-- EXTRACTED INFORMATION follows --
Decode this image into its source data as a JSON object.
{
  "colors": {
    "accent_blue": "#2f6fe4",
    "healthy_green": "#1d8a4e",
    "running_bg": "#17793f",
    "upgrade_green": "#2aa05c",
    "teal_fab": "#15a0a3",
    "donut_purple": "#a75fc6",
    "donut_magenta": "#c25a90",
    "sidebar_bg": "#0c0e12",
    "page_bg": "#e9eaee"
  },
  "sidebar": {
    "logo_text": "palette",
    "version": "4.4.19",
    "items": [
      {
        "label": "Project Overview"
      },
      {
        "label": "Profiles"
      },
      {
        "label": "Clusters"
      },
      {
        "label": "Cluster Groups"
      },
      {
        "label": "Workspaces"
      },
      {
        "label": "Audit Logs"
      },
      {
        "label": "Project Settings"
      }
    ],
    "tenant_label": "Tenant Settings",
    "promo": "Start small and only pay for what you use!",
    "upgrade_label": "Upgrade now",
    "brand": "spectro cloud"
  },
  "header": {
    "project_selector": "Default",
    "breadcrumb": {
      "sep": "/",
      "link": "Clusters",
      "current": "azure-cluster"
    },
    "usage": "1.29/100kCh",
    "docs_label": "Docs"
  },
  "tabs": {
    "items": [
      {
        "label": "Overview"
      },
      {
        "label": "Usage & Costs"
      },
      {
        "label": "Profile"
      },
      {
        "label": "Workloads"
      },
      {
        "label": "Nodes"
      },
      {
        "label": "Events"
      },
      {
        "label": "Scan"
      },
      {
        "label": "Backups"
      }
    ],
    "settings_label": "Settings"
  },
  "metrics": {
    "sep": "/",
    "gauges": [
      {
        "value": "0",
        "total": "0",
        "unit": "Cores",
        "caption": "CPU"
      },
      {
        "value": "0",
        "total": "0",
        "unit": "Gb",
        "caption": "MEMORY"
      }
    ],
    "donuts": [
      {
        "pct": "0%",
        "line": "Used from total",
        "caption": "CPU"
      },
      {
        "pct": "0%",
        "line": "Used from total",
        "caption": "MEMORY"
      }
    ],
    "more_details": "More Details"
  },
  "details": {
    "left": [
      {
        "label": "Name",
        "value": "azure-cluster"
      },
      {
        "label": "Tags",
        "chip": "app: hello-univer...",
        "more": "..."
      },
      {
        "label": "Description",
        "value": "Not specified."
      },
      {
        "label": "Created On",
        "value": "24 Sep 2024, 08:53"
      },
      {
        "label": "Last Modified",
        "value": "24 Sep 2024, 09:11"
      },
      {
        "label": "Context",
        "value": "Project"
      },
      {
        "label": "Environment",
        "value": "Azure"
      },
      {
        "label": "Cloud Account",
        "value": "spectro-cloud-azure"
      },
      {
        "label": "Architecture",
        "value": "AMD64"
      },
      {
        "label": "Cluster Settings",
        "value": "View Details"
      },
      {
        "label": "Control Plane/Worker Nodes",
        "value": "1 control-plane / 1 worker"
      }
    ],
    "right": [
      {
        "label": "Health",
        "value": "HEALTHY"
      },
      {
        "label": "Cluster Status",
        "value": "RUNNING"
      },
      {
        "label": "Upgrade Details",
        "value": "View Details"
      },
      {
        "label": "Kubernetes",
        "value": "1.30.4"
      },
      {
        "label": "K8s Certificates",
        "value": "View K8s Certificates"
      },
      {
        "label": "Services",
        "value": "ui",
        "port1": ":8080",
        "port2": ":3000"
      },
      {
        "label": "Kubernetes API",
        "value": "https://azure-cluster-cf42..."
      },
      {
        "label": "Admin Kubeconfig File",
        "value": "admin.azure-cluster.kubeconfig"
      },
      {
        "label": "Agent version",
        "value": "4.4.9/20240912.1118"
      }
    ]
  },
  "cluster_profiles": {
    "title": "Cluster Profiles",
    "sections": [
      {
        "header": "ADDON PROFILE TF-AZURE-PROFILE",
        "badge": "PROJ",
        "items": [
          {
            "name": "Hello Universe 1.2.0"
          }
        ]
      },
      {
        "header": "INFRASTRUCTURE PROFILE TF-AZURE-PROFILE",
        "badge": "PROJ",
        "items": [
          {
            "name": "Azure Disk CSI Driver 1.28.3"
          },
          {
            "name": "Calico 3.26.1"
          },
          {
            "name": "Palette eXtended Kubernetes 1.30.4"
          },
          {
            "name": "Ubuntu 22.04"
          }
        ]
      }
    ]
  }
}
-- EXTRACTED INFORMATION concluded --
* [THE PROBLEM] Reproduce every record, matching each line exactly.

* [EXERCISE RESPONSE]
Decode this image into its source data as a JSON object.
{
  "colors": {
    "accent_blue": "#2f6fe4",
    "healthy_green": "#1d8a4e",
    "running_bg": "#17793f",
    "upgrade_green": "#2aa05c",
    "teal_fab": "#15a0a3",
    "donut_purple": "#a75fc6",
    "donut_magenta": "#c25a90",
    "sidebar_bg": "#0c0e12",
    "page_bg": "#e9eaee"
  },
  "sidebar": {
    "logo_text": "palette",
    "version": "4.4.19",
    "items": [
      {
        "label": "Project Overview"
      },
      {
        "label": "Profiles"
      },
      {
        "label": "Clusters"
      },
      {
        "label": "Cluster Groups"
      },
      {
        "label": "Workspaces"
      },
      {
        "label": "Audit Logs"
      },
      {
        "label": "Project Settings"
      }
    ],
    "tenant_label": "Tenant Settings",
    "promo": "Start small and only pay for what you use!",
    "upgrade_label": "Upgrade now",
    "brand": "spectro cloud"
  },
  "header": {
    "project_selector": "Default",
    "breadcrumb": {
      "sep": "/",
      "link": "Clusters",
      "current": "azure-cluster"
    },
    "usage": "1.29/100kCh",
    "docs_label": "Docs"
  },
  "tabs": {
    "items": [
      {
        "label": "Overview"
      },
      {
        "label": "Usage & Costs"
      },
      {
        "label": "Profile"
      },
      {
        "label": "Workloads"
      },
      {
        "label": "Nodes"
      },
      {
        "label": "Events"
      },
      {
        "label": "Scan"
      },
      {
        "label": "Backups"
      }
    ],
    "settings_label": "Settings"
  },
  "metrics": {
    "sep": "/",
    "gauges": [
      {
        "value": "0",
        "total": "0",
        "unit": "Cores",
        "caption": "CPU"
      },
      {
        "value": "0",
        "total": "0",
        "unit": "Gb",
        "caption": "MEMORY"
      }
    ],
    "donuts": [
      {
        "pct": "0%",
        "line": "Used from total",
        "caption": "CPU"
      },
      {
        "pct": "0%",
        "line": "Used from total",
        "caption": "MEMORY"
      }
    ],
    "more_details": "More Details"
  },
  "details": {
    "left": [
      {
        "label": "Name",
        "value": "azure-cluster"
      },
      {
        "label": "Tags",
        "chip": "app: hello-univer...",
        "more": "..."
      },
      {
        "label": "Description",
        "value": "Not specified."
      },
      {
        "label": "Created On",
        "value": "24 Sep 2024, 08:53"
      },
      {
        "label": "Last Modified",
        "value": "24 Sep 2024, 09:11"
      },
      {
        "label": "Context",
        "value": "Project"
      },
      {
        "label": "Environment",
        "value": "Azure"
      },
      {
        "label": "Cloud Account",
        "value": "spectro-cloud-azure"
      },
      {
        "label": "Architecture",
        "value": "AMD64"
      },
      {
        "label": "Cluster Settings",
        "value": "View Details"
      },
      {
        "label": "Control Plane/Worker Nodes",
        "value": "1 control-plane / 1 worker"
      }
    ],
    "right": [
      {
        "label": "Health",
        "value": "HEALTHY"
      },
      {
        "label": "Cluster Status",
        "value": "RUNNING"
      },
      {
        "label": "Upgrade Details",
        "value": "View Details"
      },
      {
        "label": "Kubernetes",
        "value": "1.30.4"
      },
      {
        "label": "K8s Certificates",
        "value": "View K8s Certificates"
      },
      {
        "label": "Services",
        "value": "ui",
        "port1": ":8080",
        "port2": ":3000"
      },
      {
        "label": "Kubernetes API",
        "value": "https://azure-cluster-cf42..."
      },
      {
        "label": "Admin Kubeconfig File",
        "value": "admin.azure-cluster.kubeconfig"
      },
      {
        "label": "Agent version",
        "value": "4.4.9/20240912.1118"
      }
    ]
  },
  "cluster_profiles": {
    "title": "Cluster Profiles",
    "sections": [
      {
        "header": "ADDON PROFILE TF-AZURE-PROFILE",
        "badge": "PROJ",
        "items": [
          {
            "name": "Hello Universe 1.2.0"
          }
        ]
      },
      {
        "header": "INFRASTRUCTURE PROFILE TF-AZURE-PROFILE",
        "badge": "PROJ",
        "items": [
          {
            "name": "Azure Disk CSI Driver 1.28.3"
          },
          {
            "name": "Calico 3.26.1"
          },
          {
            "name": "Palette eXtended Kubernetes 1.30.4"
          },
          {
            "name": "Ubuntu 22.04"
          }
        ]
      }
    ]
  }
}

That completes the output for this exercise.